How is it that a seemingly general acceptance that 'the camera never lies' has managed to survive, despite the reality that it is very difficult to think of any photographic image which does not contain a lie of some kind? It could be as overt as the decision of a photographer to exclude something which would cast the contents of the photograph into a different light; or post-production improvements, manipulations, enhancements and crops, which allow the creation of an image to which the camera can only contribute a part. Or it could simply be that by pointing the camera in one direction instead of another, it is never possible to see the whole 'truth' in a photographic image, but rather a single angle, a single moment, devoid of temporal context. "Photography evades us", as Barthes put it. Ernst Van Alphen describes how in an archive, the identity we presume we see in a particular photograph is not the result of the 'real' identity of whatever has been captured in the image, but of whatever system of classification has been imposed upon it. Mieke Bal, in a lecture on narrative, reiterated the ideas of Henri Bergson: "the co-existence of different moments or memories binds viewers to what they see, so there's not ever a single moment in the present. The story may be fictional, but the interaction with it is real".
It is interesting to think of these statements concerning 'truth' in imagery, and the way that previous experience and knowledge contributes to perception, in application to the recent outrage over the Plymouth University students in the image below. I saw this image first as a shared Facebook post, where it had already inspired hundreds of comments from two main viewpoints: one deploring the young people's "Nazi" behaviour, and the other arguing why that view was invalid, based on such reasoning as that the young man "making the White Power hand signal" had had his other hand cropped out of the image, but that if the uncropped version was consulted it would become clear that he was making the same gesture with the other hand, which then apparently doesn't signify far-right affiliation. For all I know, making the signal with both hands might make the effect even worse to those affected by its connotations, but in the context of my particular focus on the truth of images, it doesn't matter. What I looked for in the responses to this image, and what I didn't find, was anything which questioned whether the image itself could be trusted. I accept that the likelihood is that these young people really did write things on their own and/or each other's T-shirts. But the image itself is not proof of this. And how interesting that it should appear at a time when immigration, Brexit, nationalism, left v right, Corbin as antisemitist etc, are such critical topics. We can't know, just from this image, whether the scene we see is a record of one product of that climate, or manufactured to create a guaranteed polarising reaction in order to further a specific agenda. Is it effect or cause? The image itself has no way of telling us the answer, which is precisely why it must be questioned, and why photographic imagery is suitable for use as a tool of manipulation, and therefore why this image cannot be taken as truth, in and of itself. Particularly significant, from my point of view, was the instant belief in the truth of this image among educated, articulate, critically-minded friends and colleagues, many of whom work in visual and cultural fields. Why does the positioning of this image in a social media or news context make it more 'true' than the film/art/advertising/political/propagandic images they spend their working life decoding and even distrusting?

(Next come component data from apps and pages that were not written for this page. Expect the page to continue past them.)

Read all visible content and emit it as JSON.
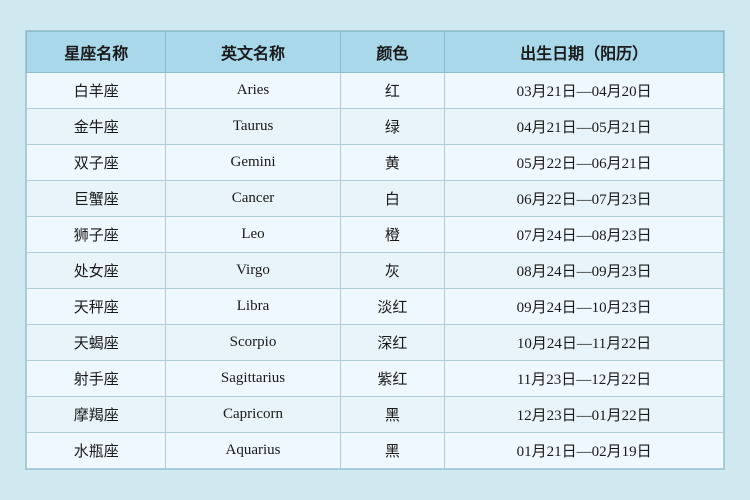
{
  "table": {
    "headers": [
      "星座名称",
      "英文名称",
      "颜色",
      "出生日期（阳历）"
    ],
    "rows": [
      {
        "zh": "白羊座",
        "en": "Aries",
        "color": "红",
        "date": "03月21日—04月20日"
      },
      {
        "zh": "金牛座",
        "en": "Taurus",
        "color": "绿",
        "date": "04月21日—05月21日"
      },
      {
        "zh": "双子座",
        "en": "Gemini",
        "color": "黄",
        "date": "05月22日—06月21日"
      },
      {
        "zh": "巨蟹座",
        "en": "Cancer",
        "color": "白",
        "date": "06月22日—07月23日"
      },
      {
        "zh": "狮子座",
        "en": "Leo",
        "color": "橙",
        "date": "07月24日—08月23日"
      },
      {
        "zh": "处女座",
        "en": "Virgo",
        "color": "灰",
        "date": "08月24日—09月23日"
      },
      {
        "zh": "天秤座",
        "en": "Libra",
        "color": "淡红",
        "date": "09月24日—10月23日"
      },
      {
        "zh": "天蝎座",
        "en": "Scorpio",
        "color": "深红",
        "date": "10月24日—11月22日"
      },
      {
        "zh": "射手座",
        "en": "Sagittarius",
        "color": "紫红",
        "date": "11月23日—12月22日"
      },
      {
        "zh": "摩羯座",
        "en": "Capricorn",
        "color": "黑",
        "date": "12月23日—01月22日"
      },
      {
        "zh": "水瓶座",
        "en": "Aquarius",
        "color": "黑",
        "date": "01月21日—02月19日"
      }
    ]
  }
}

I recently heard Richard Broomhall speak at the premiere of his film Got You Mouse, a Peninsula Arts Film Commission, about an AI tool he had used to map the movements of soldiers in some of the archive footage, and which he claimed could then be used to replicate those movements. He used the case of this video (below) of Obama as an example.

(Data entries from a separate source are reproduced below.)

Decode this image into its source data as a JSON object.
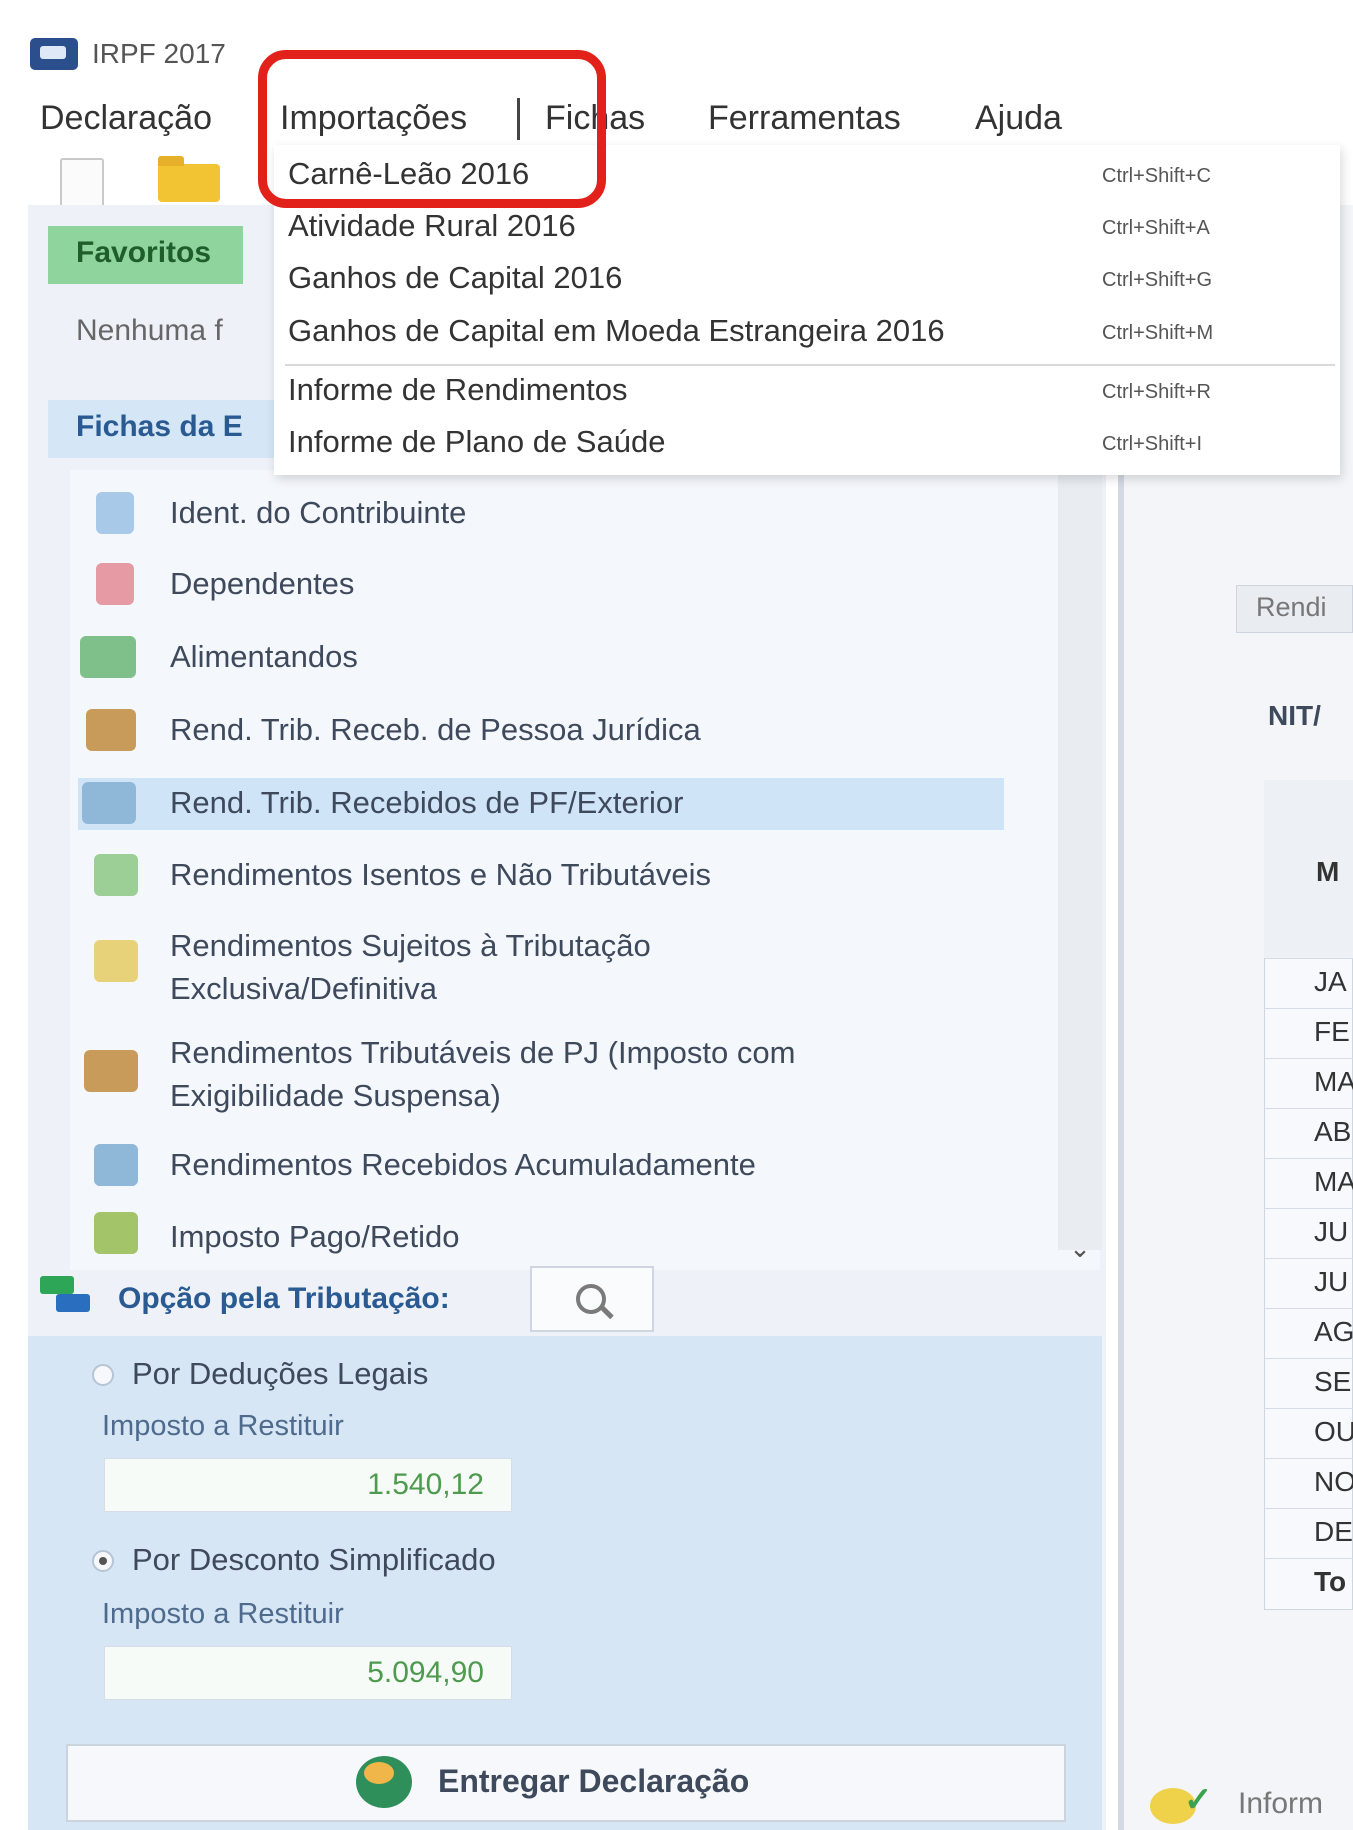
{
  "window": {
    "title": "IRPF 2017"
  },
  "menubar": {
    "items": [
      "Declaração",
      "Importações",
      "Fichas",
      "Ferramentas",
      "Ajuda"
    ]
  },
  "importacoes_menu": {
    "items": [
      {
        "label": "Carnê-Leão 2016",
        "shortcut": "Ctrl+Shift+C"
      },
      {
        "label": "Atividade Rural 2016",
        "shortcut": "Ctrl+Shift+A"
      },
      {
        "label": "Ganhos de Capital 2016",
        "shortcut": "Ctrl+Shift+G"
      },
      {
        "label": "Ganhos de Capital em Moeda Estrangeira 2016",
        "shortcut": "Ctrl+Shift+M"
      },
      {
        "label": "Informe de Rendimentos",
        "shortcut": "Ctrl+Shift+R"
      },
      {
        "label": "Informe de Plano de Saúde",
        "shortcut": "Ctrl+Shift+I"
      }
    ]
  },
  "favoritos": {
    "header": "Favoritos",
    "empty_text": "Nenhuma f"
  },
  "fichas": {
    "header": "Fichas da E",
    "items": [
      {
        "label": "Ident. do Contribuinte",
        "icon": "person-icon"
      },
      {
        "label": "Dependentes",
        "icon": "dependents-icon"
      },
      {
        "label": "Alimentandos",
        "icon": "alimentandos-icon"
      },
      {
        "label": "Rend. Trib. Receb. de Pessoa Jurídica",
        "icon": "company-income-icon"
      },
      {
        "label": "Rend. Trib. Recebidos de PF/Exterior",
        "icon": "person-income-icon"
      },
      {
        "label": "Rendimentos Isentos e Não Tributáveis",
        "icon": "exempt-income-icon"
      },
      {
        "label": "Rendimentos Sujeitos à Tributação",
        "label2": "Exclusiva/Definitiva",
        "icon": "exclusive-tax-icon"
      },
      {
        "label": "Rendimentos Tributáveis de PJ (Imposto com",
        "label2": "Exigibilidade Suspensa)",
        "icon": "suspended-tax-icon"
      },
      {
        "label": "Rendimentos Recebidos Acumuladamente",
        "icon": "accumulated-income-icon"
      },
      {
        "label": "Imposto Pago/Retido",
        "icon": "tax-paid-icon"
      }
    ],
    "selected_index": 4
  },
  "tributacao": {
    "header": "Opção pela Tributação:",
    "options": [
      {
        "label": "Por Deduções Legais",
        "sub_label": "Imposto a Restituir",
        "value": "1.540,12",
        "selected": false
      },
      {
        "label": "Por Desconto Simplificado",
        "sub_label": "Imposto a Restituir",
        "value": "5.094,90",
        "selected": true
      }
    ]
  },
  "submit": {
    "label": "Entregar Declaração"
  },
  "right_panel": {
    "tab_label": "Rendi",
    "nit_label": "NIT/",
    "table_header": "M",
    "rows": [
      "JA",
      "FE",
      "MA",
      "AB",
      "MA",
      "JU",
      "JU",
      "AG",
      "SE",
      "OU",
      "NO",
      "DE",
      "To"
    ],
    "footer_label": "Inform"
  },
  "colors": {
    "highlight_box": "#e3211b",
    "favoritos_header": "#8fd49d",
    "fichas_header": "#d5e6f6",
    "selected_row": "#cfe4f7",
    "value_text": "#4e9a4e"
  }
}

We cannot trust images. We cannot assume that the context of a news website makes this rule inapplicable. We cannot continue reacting without thought to whichever images confirm our beliefs. Images are manipulation. Images are manipulated. The camera lies.
Russian troll confesses
Plymouth Conservative society suspended